BAGHDAD // The murder of a leading moderate Sunni politician, gunned down in broad daylight at a Baghdad mosque on Friday, has raised fears that increasingly violent times lay ahead for Iraq. Harith al Obaidi, head of the Iraqi Accord Front, the largest Sunni Muslim parliamentary bloc, was murdered by a teenaged assassin at the Shawif mosque in a heavily guarded western district of the city. The killing comes in the wake of a series of bombings targeting Shiite civilians and has raised the spectre of Iraq's recent, bloody sectarian civil war that ravaged the country in 2006 and 2007. No group has claimed responsibility for the attack, which killed four other bystanders. Al Obaidi's potential list of enemies includes Sunni extremists angry at his support for national reconciliation efforts with Shiites. Opposition groups were quick to suggest a connection between the murder and al Obaidi's outspoken criticism of the government's human rights record.
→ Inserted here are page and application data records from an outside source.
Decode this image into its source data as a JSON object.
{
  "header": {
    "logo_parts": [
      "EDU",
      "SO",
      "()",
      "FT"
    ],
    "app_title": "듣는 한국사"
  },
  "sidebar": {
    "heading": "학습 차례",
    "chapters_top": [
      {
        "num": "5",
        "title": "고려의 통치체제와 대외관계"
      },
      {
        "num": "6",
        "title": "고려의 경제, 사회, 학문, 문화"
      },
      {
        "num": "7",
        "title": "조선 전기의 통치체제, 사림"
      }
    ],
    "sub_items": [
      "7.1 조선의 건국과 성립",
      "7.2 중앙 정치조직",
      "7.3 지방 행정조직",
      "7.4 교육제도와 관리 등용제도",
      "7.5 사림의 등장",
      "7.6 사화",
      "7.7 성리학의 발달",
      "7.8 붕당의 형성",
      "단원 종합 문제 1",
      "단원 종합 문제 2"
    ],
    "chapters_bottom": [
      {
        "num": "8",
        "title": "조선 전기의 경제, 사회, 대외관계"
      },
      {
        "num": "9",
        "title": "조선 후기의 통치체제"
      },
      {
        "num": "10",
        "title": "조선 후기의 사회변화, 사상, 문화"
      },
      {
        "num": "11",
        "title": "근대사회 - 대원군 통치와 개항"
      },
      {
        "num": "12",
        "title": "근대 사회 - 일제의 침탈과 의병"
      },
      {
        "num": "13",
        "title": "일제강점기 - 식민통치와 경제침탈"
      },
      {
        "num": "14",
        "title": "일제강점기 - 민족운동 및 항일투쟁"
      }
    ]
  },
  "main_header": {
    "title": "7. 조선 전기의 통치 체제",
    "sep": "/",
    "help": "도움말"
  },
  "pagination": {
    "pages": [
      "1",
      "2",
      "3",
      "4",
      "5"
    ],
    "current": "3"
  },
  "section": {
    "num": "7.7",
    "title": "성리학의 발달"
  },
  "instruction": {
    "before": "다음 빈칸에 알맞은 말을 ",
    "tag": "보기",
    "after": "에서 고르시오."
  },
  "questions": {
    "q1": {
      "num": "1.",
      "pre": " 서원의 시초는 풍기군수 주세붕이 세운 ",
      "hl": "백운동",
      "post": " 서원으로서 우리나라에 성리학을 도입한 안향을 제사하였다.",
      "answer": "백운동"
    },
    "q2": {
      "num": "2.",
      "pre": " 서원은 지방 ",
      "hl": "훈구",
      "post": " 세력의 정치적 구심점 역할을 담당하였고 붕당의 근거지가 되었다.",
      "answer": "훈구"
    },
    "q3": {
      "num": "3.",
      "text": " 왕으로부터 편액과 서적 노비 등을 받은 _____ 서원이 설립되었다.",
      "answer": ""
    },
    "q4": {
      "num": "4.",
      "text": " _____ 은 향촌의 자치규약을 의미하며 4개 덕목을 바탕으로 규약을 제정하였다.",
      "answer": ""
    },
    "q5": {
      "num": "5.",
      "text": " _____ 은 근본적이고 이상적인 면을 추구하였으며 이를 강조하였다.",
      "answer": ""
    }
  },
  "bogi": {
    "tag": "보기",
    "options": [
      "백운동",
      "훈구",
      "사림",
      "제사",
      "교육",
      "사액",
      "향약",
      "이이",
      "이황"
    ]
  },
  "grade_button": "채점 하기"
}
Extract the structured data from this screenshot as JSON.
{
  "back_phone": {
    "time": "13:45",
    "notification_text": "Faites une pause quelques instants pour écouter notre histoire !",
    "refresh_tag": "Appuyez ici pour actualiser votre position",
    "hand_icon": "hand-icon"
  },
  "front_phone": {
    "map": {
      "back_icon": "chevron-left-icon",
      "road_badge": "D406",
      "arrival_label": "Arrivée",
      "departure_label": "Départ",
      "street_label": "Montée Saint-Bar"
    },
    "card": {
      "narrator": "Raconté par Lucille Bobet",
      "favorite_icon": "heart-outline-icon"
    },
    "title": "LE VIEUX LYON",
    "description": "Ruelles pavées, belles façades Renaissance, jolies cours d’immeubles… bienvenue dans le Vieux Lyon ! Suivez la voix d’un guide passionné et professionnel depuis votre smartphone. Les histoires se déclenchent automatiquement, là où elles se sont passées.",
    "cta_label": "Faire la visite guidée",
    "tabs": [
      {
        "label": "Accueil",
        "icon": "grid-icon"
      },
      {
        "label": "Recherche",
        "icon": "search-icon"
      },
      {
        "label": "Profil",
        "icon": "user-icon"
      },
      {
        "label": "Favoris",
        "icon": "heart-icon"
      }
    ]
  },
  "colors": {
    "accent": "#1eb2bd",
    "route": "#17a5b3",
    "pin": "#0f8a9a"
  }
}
The day before his death al Obaidi, a leading member of parliament's human rights committee, had demanded interior ministry and defence ministry officials appear before MPs to answer persistent allegations of government forces torturing prisoners. "Anyone could be behind the assassination and it shows just how fragile and dangerous the situation in Iraq remains," said Salim al Jubouri, spokesman for the Iraqi Accord Front. "Mr al Obaidi was at the forefront of exposing human rights violations against prison detainees and that is something that affected certain political parties. "His investigations into Iraqi prisons exposed a group of leaders and officials involved in detentions and that may have led to the assassination." Prime Minister Nouri al Maliki condemned the killing and launched an inquiry, warning that insurgents would stage more attacks in an effort to undermine confidence in Iraq's security forces, ahead of this month's pullback by US forces out of urban centres. "This cowardly crime is a futile attempt to incite sectarian rifts among the Iraqi people and to prove that terrorist organisations are still there after these organisations have received hard punches by our armed forces," Mr al Maliki said in a televised statement after the murder. The assassination of such a high-profile figure could result in heightened tensions between political and sectarian groups, cautioned Malik al Obeidi, a political analyst at Baghdad University. "The objective behind killing the leader of any political party is probably to ignite a sectarian conflict," he said. "If such attacks continue we might see increased divisions between political blocs, and Sunnis and Shiites although I don't think they will ever descend to the point of a new sectarian war." Other motives might have been behind the murder, he said, including the torture allegations and jockeying for power ahead of January's national vote. "Harith al Obaidi had exposed some problems within the ministry of interior's major crime directorate, with reports of them keeping child prisoners and torturing others. "And although the Accord Front is not the biggest group in parliament it did well in recent elections and would have been looking to improve on that in the next elections." The aftermath of the attack remains confused, with conflicting reports that the assassin was either shot and killed by security guards or blew himself up with a hand grenade. An Iraqi military spokesman, Major Gen Qassim al Moussawi, said the gunman was found with an identity card naming him as 25-year-old Ahmed Jassim Ibrahim, from the mainly Sunni neighbourhood of Mansour. However, the authorities believe the ID card was fake and witnesses said the killer looked no more than 15 years old. In his final sermon, delivered shortly before his death, al Obaidi had complained that "nobody dares to tell the ruler that such imprisonment is wrong". His support of human rights for prisoners earned him respect and backing across the political and sectarian spectrum. Abu Muktada al Rumathi, a leader with the Shiite Sadr movement in east Baghdad, said al Obaidi's vocal defence of human rights had helped all Iraqi prisoners. "Many of our people are exposed to torture in Iraq's prisons and we are grateful to the human rights committee for trying to expose the perpetrators of this," he said. "Whoever ordered this killing didn't want the curtain to be lifted on those activities." Despite indications of attacks designed to reignite the sectarian war, the Sadrists, whose Mahdi Army militia was heavily involved in the earlier conflict, said they would not be drawn into another war with Sunni groups. "The assassination might have been aimed at opening a large gap between Sunnis and Shiites but we will not respond in that way," said Mr al Rumathi. "We want to see a nationalist consolidation of Sunnis and Shiites, and we want to see the quick withdrawal of American forces." Al Obaidi had taken over in May as head of the coalition Iraqi Accord Front, which holds 44 seats in the 275-seat parliament. His death leaves the alliance without a leader. firstname.lastname@example.org